NCJ Number
181043
Author(s)
Richard L. Wood; Amelia Rouse; Mariah C. Davis
Date Published
1999
Length
63 pages
Publication Series
Annotation
This report summarizes the state of policing in the Albuquerque Police Department (APD) from January 1996 through August 1998.
Abstract
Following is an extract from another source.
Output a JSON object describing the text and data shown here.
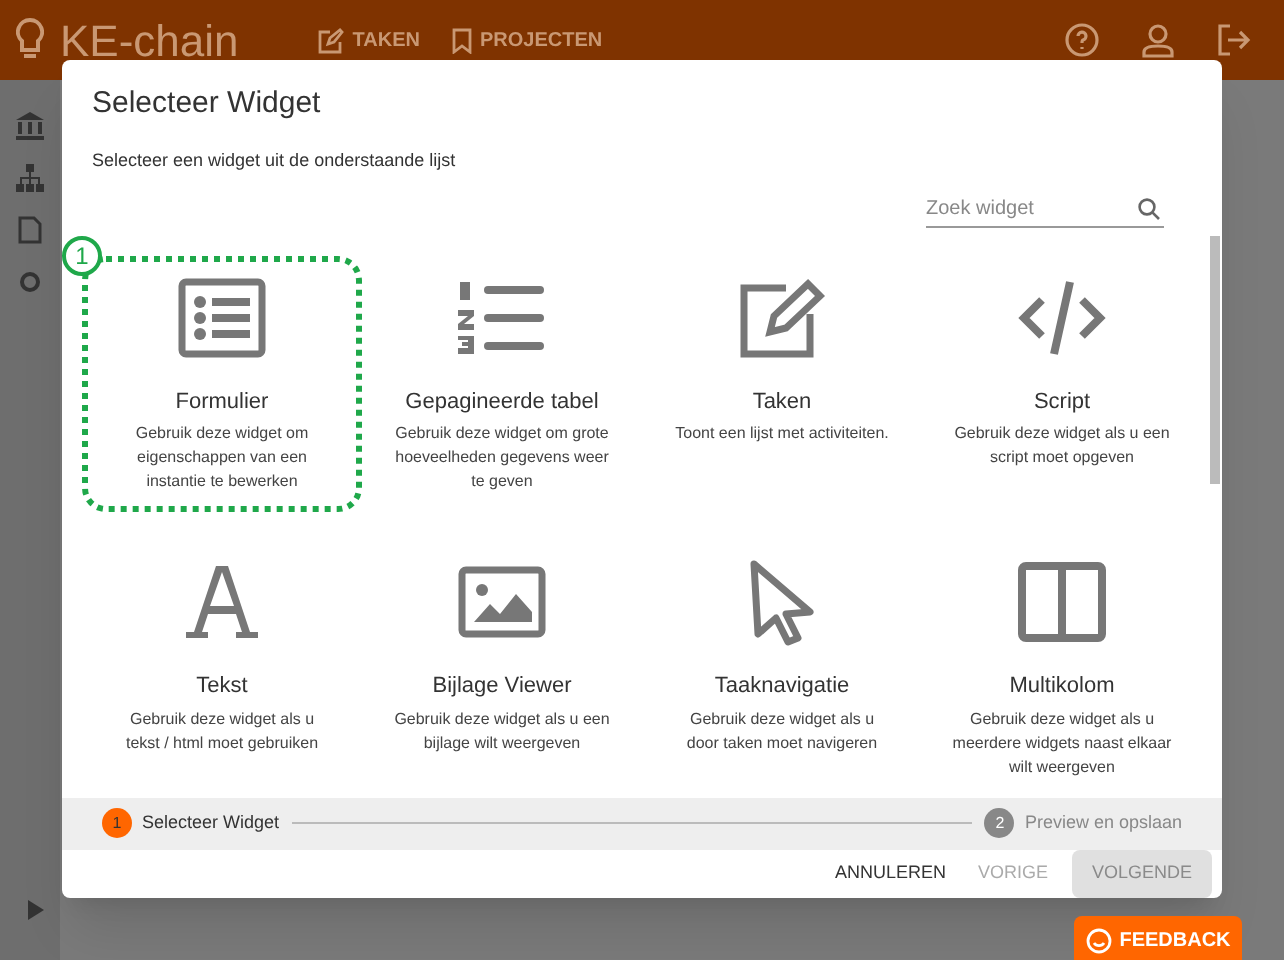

The report is a case study of the organizational dynamics within a medium-sized, urban police department seeking to implement community oriented policing, and of the views of agency employees as they adjust to that effort. Through a discussion of police and civilian subcultures in the APD, the report addresses the successes and difficulties of a transition period involving major organizational changes. The report also presents strategies for optimizing organizational and community strengths. Most officers believed that community policing had made no difference in how they did their jobs and the majority of officers appeared to continue doing their work in ways essentially identical to how they had always done it, or at least in ways bearing no clear, systematic relationship to the priorities of community policing. This was so for a variety of reasons, including the normal difficulties of changing large organizations, lack of clarity regarding what changes were expected of officers, the heavy volume of calls for service, resistance to change among some supervisors and officers and difficulties with the communications system for keeping officers physically present in their beats. Table, figures, references

Date Published: January 1, 1999